|Dr Ashok Dhamija|
It goes without saying that there is a vast difference between the prosecution in an open court and that in a Court Martial. More often than not, you cannot expect full justice in a Court Martial which is conducted by the military officers. In the case of [Kulbhushan] Jadhav, till recently, in December 2016, Sartaj Aziz, Pakistan’s Foreign Minister, had told members of the country’s senate that there was insufficient evidence presented of Mr Jadhav’s alleged espionage. But, suddenly, in the most secretive manner, without letting the world know when he was charged and when he was tried, Pakistan has announced that Jadhav has been sentenced with death penalty by a Field General Court Martial, a military court consisting of Pakistan army officers, and that the Pakistan Army General has approved the said sentence. Any consular access to him was completely denied by Pakistan. No defence lawyer apparently; at least, not an independent defence lawyer (in India, it is a fundamental right to get a defence lawyer of your choice). The trial was secret. This, by itself, shows how unjust, hollow and farcical such trial would have been. India has rightly said that if Jadhav is hanged, it would be nothing but a premeditated murder.

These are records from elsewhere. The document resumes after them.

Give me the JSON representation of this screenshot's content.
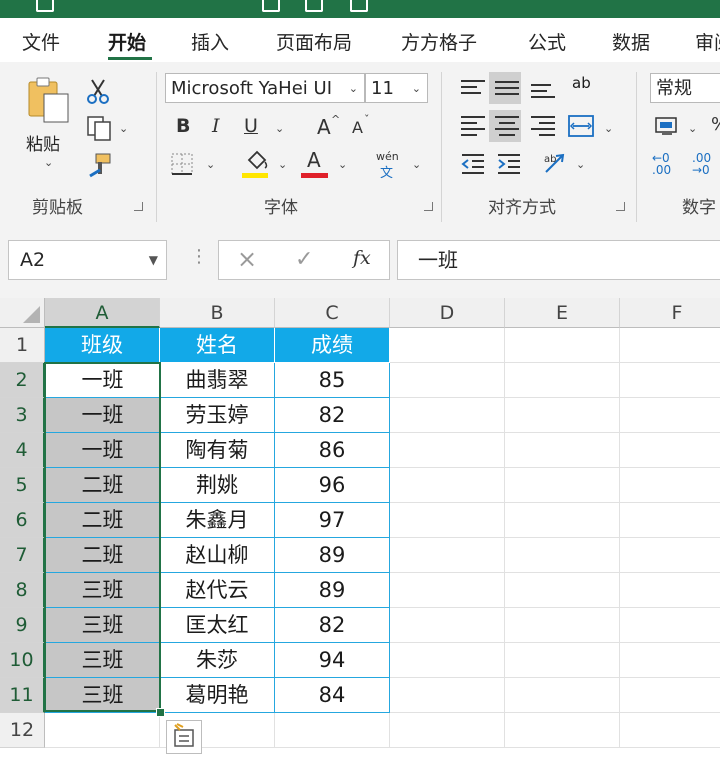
{
  "ribbon_tabs": [
    "文件",
    "开始",
    "插入",
    "页面布局",
    "方方格子",
    "公式",
    "数据",
    "审阅"
  ],
  "active_tab": "开始",
  "clipboard": {
    "paste_label": "粘贴",
    "group_label": "剪贴板"
  },
  "font": {
    "name": "Microsoft YaHei UI",
    "size": "11",
    "bold": "B",
    "italic": "I",
    "underline": "U",
    "grow": "A",
    "shrink": "A",
    "phonetic_top": "wén",
    "phonetic_bottom": "文",
    "font_color_letter": "A",
    "group_label": "字体"
  },
  "alignment": {
    "group_label": "对齐方式",
    "wrap_label": "ab"
  },
  "number": {
    "format": "常规",
    "group_label": "数字",
    "dec_increase": "←0 .00",
    "dec_decrease": ".00 →0"
  },
  "formula_bar": {
    "name_box": "A2",
    "cancel": "×",
    "enter": "✓",
    "fx": "fx",
    "content": "一班"
  },
  "sheet": {
    "columns": [
      "A",
      "B",
      "C",
      "D",
      "E",
      "F"
    ],
    "rows": [
      "1",
      "2",
      "3",
      "4",
      "5",
      "6",
      "7",
      "8",
      "9",
      "10",
      "11",
      "12"
    ],
    "header": [
      "班级",
      "姓名",
      "成绩"
    ],
    "data": [
      [
        "一班",
        "曲翡翠",
        "85"
      ],
      [
        "一班",
        "劳玉婷",
        "82"
      ],
      [
        "一班",
        "陶有菊",
        "86"
      ],
      [
        "二班",
        "荆姚",
        "96"
      ],
      [
        "二班",
        "朱鑫月",
        "97"
      ],
      [
        "二班",
        "赵山柳",
        "89"
      ],
      [
        "三班",
        "赵代云",
        "89"
      ],
      [
        "三班",
        "匡太红",
        "82"
      ],
      [
        "三班",
        "朱莎",
        "94"
      ],
      [
        "三班",
        "葛明艳",
        "84"
      ]
    ]
  },
  "colors": {
    "accent": "#217346",
    "table_header": "#12a9e8",
    "font_color_bar": "#e0202a",
    "highlight_bar": "#ffe600"
  }
}
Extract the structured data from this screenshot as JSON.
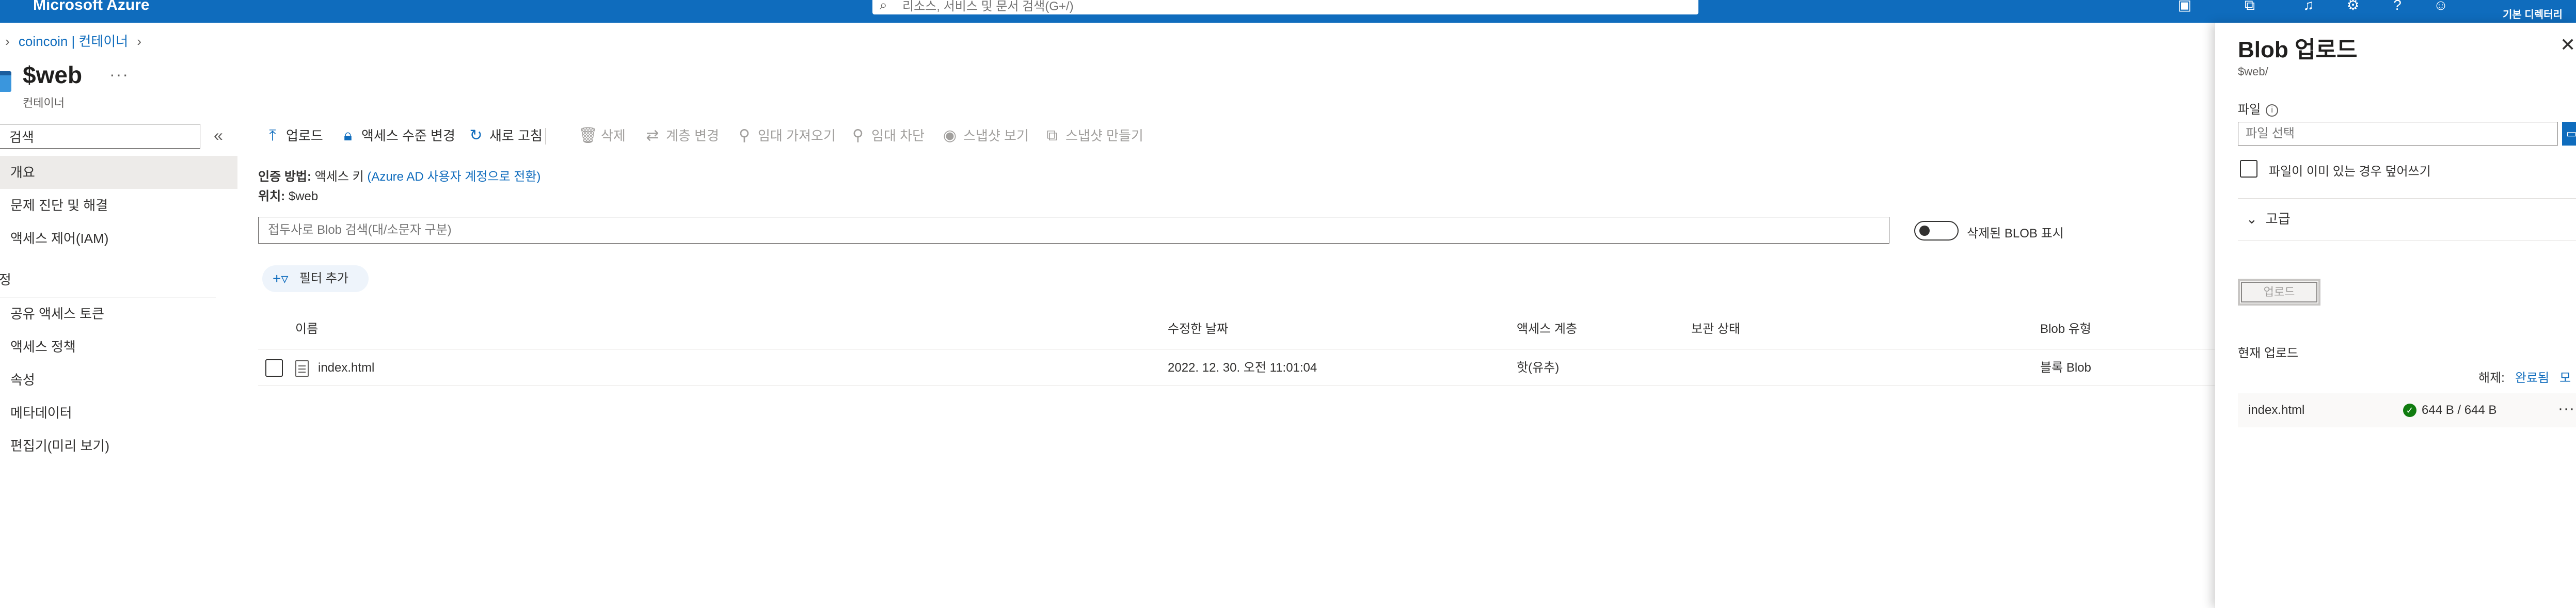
{
  "topbar": {
    "brand": "Microsoft Azure",
    "search_placeholder": "리소스, 서비스 및 문서 검색(G+/)",
    "user_directory": "기본 디렉터리",
    "icons": [
      "cloud-shell-icon",
      "directory-filter-icon",
      "notifications-icon",
      "settings-icon",
      "help-icon",
      "feedback-icon"
    ]
  },
  "breadcrumb": {
    "items": [
      "coincoin | 컨테이너"
    ]
  },
  "page": {
    "title": "$web",
    "subtitle": "컨테이너"
  },
  "nav": {
    "search_value": "검색",
    "items_top": [
      "개요",
      "문제 진단 및 해결",
      "액세스 제어(IAM)"
    ],
    "section": "설정",
    "items_settings": [
      "공유 액세스 토큰",
      "액세스 정책",
      "속성",
      "메타데이터",
      "편집기(미리 보기)"
    ]
  },
  "commands": {
    "upload": "업로드",
    "change_tier": "액세스 수준 변경",
    "refresh": "새로 고침",
    "delete": "삭제",
    "change_layer": "계층 변경",
    "acquire_lease": "임대 가져오기",
    "break_lease": "임대 차단",
    "view_snapshots": "스냅샷 보기",
    "create_snapshot": "스냅샷 만들기"
  },
  "info": {
    "auth_label": "인증 방법:",
    "auth_value": "액세스 키",
    "auth_link": "(Azure AD 사용자 계정으로 전환)",
    "location_label": "위치:",
    "location_value": "$web"
  },
  "blob_search": {
    "placeholder": "접두사로 Blob 검색(대/소문자 구분)"
  },
  "toggle": {
    "label": "삭제된 BLOB 표시",
    "on": false
  },
  "filter": {
    "label": "필터 추가"
  },
  "table": {
    "headers": [
      "이름",
      "수정한 날짜",
      "액세스 계층",
      "보관 상태",
      "Blob 유형"
    ],
    "rows": [
      {
        "name": "index.html",
        "modified": "2022. 12. 30. 오전 11:01:04",
        "tier": "핫(유추)",
        "archive": "",
        "type": "블록 Blob"
      }
    ]
  },
  "panel": {
    "title": "Blob 업로드",
    "path": "$web/",
    "file_label": "파일",
    "file_placeholder": "파일 선택",
    "overwrite_label": "파일이 이미 있는 경우 덮어쓰기",
    "advanced_label": "고급",
    "upload_button": "업로드",
    "current_uploads_label": "현재 업로드",
    "clear_label": "해제:",
    "clear_completed": "완료됨",
    "clear_all": "모",
    "uploads": [
      {
        "name": "index.html",
        "progress": "644 B / 644 B",
        "status": "completed"
      }
    ]
  },
  "colors": {
    "accent": "#0f6cbd",
    "success": "#107c10",
    "selected_nav": "#edebe9"
  }
}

Now, the question is why can’t India also have similar legal provisions? Why can’t India also amend its laws in a similar manner?

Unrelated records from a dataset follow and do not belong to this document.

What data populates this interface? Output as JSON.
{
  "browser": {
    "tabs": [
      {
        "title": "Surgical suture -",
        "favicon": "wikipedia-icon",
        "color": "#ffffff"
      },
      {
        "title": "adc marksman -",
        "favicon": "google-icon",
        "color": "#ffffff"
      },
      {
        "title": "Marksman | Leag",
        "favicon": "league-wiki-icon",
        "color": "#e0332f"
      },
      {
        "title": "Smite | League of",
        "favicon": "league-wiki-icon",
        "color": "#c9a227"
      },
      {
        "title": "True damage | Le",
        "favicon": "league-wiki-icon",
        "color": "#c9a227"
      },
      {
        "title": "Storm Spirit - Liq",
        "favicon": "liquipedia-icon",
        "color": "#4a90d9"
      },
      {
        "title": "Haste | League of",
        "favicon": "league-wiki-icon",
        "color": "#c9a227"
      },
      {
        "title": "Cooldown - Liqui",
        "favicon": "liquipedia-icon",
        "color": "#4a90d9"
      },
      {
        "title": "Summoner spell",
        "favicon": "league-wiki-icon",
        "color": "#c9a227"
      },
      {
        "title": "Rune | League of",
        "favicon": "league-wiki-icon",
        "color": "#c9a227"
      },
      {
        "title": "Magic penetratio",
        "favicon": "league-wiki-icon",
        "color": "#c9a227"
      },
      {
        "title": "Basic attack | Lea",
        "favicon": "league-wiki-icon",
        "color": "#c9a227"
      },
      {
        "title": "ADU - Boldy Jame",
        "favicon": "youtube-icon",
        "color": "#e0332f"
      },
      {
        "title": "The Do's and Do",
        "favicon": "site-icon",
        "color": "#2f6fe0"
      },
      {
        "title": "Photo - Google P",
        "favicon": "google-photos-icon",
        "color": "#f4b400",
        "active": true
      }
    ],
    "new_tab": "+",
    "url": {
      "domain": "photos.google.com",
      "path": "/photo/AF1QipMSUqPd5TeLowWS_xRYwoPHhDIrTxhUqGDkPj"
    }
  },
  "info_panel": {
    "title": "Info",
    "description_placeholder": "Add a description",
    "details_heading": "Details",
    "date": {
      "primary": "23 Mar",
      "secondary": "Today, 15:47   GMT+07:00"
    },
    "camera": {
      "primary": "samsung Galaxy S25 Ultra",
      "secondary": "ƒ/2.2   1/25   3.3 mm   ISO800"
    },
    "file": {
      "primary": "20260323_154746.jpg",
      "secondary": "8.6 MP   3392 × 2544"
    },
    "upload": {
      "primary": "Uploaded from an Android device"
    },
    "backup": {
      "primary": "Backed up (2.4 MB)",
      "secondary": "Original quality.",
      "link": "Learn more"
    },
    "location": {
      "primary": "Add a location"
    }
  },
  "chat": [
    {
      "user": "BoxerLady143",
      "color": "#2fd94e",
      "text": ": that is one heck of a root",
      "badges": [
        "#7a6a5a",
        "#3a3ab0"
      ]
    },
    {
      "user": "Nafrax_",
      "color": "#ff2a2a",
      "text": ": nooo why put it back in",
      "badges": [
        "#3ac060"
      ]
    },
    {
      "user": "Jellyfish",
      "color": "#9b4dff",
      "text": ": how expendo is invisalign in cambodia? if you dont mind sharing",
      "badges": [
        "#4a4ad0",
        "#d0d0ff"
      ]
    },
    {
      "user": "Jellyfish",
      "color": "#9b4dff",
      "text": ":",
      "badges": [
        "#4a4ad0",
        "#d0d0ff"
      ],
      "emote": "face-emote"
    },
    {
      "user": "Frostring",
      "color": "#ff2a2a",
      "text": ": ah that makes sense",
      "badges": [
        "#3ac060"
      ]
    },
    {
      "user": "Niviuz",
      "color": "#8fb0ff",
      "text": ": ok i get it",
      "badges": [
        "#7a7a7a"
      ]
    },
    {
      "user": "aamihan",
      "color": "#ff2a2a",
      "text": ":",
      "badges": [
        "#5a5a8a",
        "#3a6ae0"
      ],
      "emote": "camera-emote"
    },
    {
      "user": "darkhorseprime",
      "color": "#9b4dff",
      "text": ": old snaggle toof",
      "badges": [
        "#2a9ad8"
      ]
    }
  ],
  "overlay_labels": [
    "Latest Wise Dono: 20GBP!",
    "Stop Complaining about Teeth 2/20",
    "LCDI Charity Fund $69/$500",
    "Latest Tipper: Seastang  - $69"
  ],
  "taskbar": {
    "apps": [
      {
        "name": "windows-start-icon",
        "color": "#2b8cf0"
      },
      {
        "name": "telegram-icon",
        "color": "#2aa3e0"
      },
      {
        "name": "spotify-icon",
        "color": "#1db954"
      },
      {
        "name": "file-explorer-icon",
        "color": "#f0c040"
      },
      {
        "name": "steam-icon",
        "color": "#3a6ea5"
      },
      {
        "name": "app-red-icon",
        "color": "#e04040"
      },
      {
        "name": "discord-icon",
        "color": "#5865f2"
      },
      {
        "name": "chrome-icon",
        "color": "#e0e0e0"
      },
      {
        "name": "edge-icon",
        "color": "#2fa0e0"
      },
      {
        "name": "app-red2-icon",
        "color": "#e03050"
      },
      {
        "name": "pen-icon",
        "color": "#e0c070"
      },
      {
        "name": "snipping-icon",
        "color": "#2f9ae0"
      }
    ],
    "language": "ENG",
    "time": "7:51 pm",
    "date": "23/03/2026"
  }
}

It is noteworthy that many Pakistan ISI spies are regularly caught in India indulging in anti-India activities. We prosecute them under the ordinary laws and in ordinary courts, and not in Court Martial, and moreover, there is no death penalty for such offences in India. We handle them with kid gloves.
For example, this news report shows that there are 30 Pakistan nationals currently facing charges of spying who are in Indian jails but none of them has been denied consular access whenever sought. No Pakistan spy has been sentenced to death. On the other hand, Pakistan did not allow India to have any consular access to Jadhav even once.As a political matter, the suggestion to fight fire with fire may be superficially attractive, and perhaps the case will be resolved by a prisoner exchange or other means, but there is little to recommend replicating Pakistan's unfair legislation. Some basic facts and questions about Pakistan's military courts are summarized here.